Algaeing’s algae-based dye is non-toxic and allergen-free, which is extremely beneficial for consumers. Additionally, the company stated that the fabric releases antioxidants, vitamins, and other natural nutrients which are extremely beneficial for skin health.
Textile industries would benefit from using Algaeing products as they are energy and water-efficient and aid in maintaining healthy working conditions, as production does not require the use of hazardous toxins. The product could be used by every factory, implying that the installation of new equipment would not be required.
How is the Fashion Industry Embracing Algae-based Textile Products?
Erik Bang, innovation lead at H&M Foundation, has publicly supported Algaeing. He stated that the company has successfully addressed the three key crucial features or “pains” of the fashion industry. These are the utilization of freshwater to grow fibers, the use of chemicals, i.e., pesticides and synthetic fertilizers for growing cotton fibers and synthetic pigments for dyeing textiles, and the use of energy.

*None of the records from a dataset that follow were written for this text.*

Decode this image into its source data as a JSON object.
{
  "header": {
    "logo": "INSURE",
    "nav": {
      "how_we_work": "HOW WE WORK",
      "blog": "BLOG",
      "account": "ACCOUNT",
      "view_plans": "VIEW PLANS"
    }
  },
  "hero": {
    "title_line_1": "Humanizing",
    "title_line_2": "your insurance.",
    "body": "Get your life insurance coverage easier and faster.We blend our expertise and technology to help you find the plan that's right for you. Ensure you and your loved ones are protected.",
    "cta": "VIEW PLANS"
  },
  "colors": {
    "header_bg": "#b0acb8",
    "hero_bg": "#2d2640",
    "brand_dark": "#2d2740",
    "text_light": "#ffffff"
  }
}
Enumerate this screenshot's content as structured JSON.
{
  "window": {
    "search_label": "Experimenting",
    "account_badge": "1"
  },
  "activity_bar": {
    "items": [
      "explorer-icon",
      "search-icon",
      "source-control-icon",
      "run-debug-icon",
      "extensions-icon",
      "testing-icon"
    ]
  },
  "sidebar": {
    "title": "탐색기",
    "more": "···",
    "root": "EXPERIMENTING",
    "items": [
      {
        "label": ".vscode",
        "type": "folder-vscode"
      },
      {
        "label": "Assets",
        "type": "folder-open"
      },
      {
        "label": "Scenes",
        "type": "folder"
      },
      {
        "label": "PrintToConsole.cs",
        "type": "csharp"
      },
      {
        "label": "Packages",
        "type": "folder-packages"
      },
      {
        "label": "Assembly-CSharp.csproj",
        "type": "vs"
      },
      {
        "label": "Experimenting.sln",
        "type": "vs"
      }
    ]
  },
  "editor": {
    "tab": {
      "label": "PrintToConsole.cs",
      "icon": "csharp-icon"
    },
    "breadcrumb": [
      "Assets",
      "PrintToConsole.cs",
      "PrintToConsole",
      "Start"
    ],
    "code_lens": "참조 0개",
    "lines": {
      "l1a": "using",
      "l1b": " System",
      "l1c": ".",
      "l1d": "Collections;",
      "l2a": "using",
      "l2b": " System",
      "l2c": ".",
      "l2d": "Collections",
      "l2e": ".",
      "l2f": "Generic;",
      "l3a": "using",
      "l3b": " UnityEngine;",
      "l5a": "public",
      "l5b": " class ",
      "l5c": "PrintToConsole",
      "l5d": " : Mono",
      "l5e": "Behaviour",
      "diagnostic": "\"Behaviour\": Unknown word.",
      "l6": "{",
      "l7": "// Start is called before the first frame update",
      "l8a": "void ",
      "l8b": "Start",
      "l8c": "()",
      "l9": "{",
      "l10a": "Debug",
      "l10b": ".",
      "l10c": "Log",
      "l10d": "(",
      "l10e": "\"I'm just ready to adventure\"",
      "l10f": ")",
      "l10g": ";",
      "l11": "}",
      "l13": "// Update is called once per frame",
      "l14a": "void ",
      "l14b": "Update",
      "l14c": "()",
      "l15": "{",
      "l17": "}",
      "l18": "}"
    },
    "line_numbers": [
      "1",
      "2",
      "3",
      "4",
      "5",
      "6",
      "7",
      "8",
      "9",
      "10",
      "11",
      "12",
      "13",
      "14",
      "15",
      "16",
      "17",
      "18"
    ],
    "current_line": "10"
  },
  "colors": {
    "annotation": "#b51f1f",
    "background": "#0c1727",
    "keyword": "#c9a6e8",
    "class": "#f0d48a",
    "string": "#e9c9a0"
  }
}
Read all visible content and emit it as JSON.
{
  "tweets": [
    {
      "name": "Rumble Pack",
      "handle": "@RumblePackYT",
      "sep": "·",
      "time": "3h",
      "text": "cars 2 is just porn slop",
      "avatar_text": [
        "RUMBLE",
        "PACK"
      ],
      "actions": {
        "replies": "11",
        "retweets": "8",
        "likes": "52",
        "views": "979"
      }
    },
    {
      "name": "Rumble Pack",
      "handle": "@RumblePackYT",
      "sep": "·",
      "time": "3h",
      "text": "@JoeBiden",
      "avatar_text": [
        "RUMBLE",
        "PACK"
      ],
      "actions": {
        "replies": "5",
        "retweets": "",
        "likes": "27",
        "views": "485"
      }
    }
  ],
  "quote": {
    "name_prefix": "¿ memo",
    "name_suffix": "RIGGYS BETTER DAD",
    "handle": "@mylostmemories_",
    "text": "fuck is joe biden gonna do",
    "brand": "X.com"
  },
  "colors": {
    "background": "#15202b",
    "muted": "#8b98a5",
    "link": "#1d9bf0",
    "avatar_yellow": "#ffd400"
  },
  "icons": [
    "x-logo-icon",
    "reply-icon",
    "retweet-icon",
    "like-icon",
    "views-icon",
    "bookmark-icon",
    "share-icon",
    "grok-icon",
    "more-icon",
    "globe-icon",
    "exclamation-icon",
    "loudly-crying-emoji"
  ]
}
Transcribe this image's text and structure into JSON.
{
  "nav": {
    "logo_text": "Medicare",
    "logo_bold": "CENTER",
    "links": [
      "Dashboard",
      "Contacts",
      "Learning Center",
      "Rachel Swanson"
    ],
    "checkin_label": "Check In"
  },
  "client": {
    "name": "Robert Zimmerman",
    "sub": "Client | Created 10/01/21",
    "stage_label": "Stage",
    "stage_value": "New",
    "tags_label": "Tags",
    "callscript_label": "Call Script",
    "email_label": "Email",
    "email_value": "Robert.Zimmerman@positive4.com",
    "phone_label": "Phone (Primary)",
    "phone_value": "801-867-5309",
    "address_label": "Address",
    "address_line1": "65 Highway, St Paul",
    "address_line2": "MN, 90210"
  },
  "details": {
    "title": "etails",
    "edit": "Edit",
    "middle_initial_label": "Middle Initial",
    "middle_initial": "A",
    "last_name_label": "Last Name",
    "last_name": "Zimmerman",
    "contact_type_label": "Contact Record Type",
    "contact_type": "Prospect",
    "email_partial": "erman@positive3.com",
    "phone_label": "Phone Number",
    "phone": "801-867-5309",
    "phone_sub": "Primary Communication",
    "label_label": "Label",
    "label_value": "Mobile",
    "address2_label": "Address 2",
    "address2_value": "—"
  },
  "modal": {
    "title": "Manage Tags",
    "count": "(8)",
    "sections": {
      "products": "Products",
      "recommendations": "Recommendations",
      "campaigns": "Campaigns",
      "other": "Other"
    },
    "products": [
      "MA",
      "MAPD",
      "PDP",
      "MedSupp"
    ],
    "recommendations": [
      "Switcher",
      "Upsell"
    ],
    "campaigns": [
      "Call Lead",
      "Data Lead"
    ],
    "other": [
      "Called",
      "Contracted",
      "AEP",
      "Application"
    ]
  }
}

Compared to conventional fibers like cotton, algae-based fibers are far more expensive. However, considering the current environmental crisis, the use of sustainable and ethical products adds immense value to the brand.
Textile Sludge Waste Could Find Use in Ceramics
Other companies have also begun considering the use of algae in textiles, for example, Vollebak, an apparels brand, has created a biodegradable t-shirt using the pulp of eucalyptus and beech, and algae. Another startup company named Algiknit has developed yarn from seaweed.
The Next Steps for Algaeing
In just a few years Algaeing’s technology has attracted remarkable attention from major textile brands. In 2018 it received the H&M Foundation Global Change Award for its brilliance in developing a potential source for future textile fibers. The company has shown remarkable adaptability.
In 2020, it collaborated with Avgol, a nonwoven textile developer, which mainly manufactures hygiene, medical, and PPE products. Kerbs stated that Algaeing aims to develop new generation products to make a difference in the current challenging environment (COVID-19 pandemic) and also tackle long-term challenges, such as climate change.
References and Further Reading
Cairns, R. (2021) This vegan 'tech-style' startup wants to make clothes using algae. [Online] Available at: https://edition.cnn.com/style/article/israel-algae-environment-textiles-spc-intl-hnk/index.html
Yadav. G. et al. (2021) Mechanism and challenges behind algae as a wastewater treatment choice for bioenergy production and beyond. Fuel. 119093. https://doi.org/10.1016/j.fuel.2020.119093